By Maria Ojer
Coming from a third world country, life was full of driving around with fear of being robbed and going to supermarkets not knowing if the right products would be available to us.
In America, internationals have the opportunity to safely walk by themselves in the middle of the night or go to Publix and buy necessities to get them through the next couple of days.
I was born and raised in Caracas, Venezuela, the most dangerous city in the world. For us, it is a normal feeling to live with fear, having to drive bulletproof cars and genuinely having the fear of the unknown.
Nowadays, there is no quality of living in the country at all. People are hungry, everything is way too expensive and as the days go by the insecurities of the country rises even more.

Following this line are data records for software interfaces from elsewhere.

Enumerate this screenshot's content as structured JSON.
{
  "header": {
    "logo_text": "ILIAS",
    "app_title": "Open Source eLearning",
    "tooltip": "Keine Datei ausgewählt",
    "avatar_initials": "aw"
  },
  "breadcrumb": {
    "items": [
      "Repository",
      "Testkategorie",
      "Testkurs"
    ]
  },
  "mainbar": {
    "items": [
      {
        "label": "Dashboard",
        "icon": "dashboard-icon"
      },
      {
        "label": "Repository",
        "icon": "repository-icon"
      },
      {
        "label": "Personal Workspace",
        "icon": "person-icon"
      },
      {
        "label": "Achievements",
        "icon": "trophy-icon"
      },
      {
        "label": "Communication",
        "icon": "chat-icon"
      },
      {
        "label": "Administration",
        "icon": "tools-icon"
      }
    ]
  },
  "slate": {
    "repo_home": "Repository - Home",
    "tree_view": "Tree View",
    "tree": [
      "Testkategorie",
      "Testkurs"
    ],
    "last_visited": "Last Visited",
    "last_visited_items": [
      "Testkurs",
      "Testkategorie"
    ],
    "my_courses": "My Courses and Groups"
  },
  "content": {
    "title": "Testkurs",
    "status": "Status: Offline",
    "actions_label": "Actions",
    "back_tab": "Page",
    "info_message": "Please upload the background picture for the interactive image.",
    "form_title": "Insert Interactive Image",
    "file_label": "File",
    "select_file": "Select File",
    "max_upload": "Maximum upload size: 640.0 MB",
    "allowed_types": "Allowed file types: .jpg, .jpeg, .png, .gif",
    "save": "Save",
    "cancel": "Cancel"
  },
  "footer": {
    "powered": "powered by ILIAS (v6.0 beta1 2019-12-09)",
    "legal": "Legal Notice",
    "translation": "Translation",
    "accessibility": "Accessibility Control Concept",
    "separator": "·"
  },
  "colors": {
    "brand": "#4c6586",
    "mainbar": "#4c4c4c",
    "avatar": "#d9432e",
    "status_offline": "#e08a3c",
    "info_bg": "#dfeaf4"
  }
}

It is such a shame to see half of my classmates, including myself, being forced to leave the country and go to college far away from home, but we have to see the positive side of the situation. It is a blessing to have the opportunity to be able to live in a country where you do not have to worry about things you once had to.
I could say that living in the states and studying at Lynn is the best thing that could have ever happened to me. Even though I miss my family and friends immensely, I am taking advantage of this opportunity as I prepare myself to be the best professional I could be.
Furthermore, it hurts watching how the country is falling apart and how much the people are suffering every day. The minimum wage in Venezuela is approximately $14 a month, making Venezuelans hungry and unable to maintain themselves and their families.
This is why I feel so grateful for the fact that I have the opportunity to live in a place where I do not have to worry about kidnappings, not finding the food or the products I want to buy at the supermarket and not being able to graduate on time due to all of the protests that are going on in Venezuela. Also, to take advantage of all the things I am learning here so one day I can contribute on building a better Venezuela so my children can grow up in a place I once called home.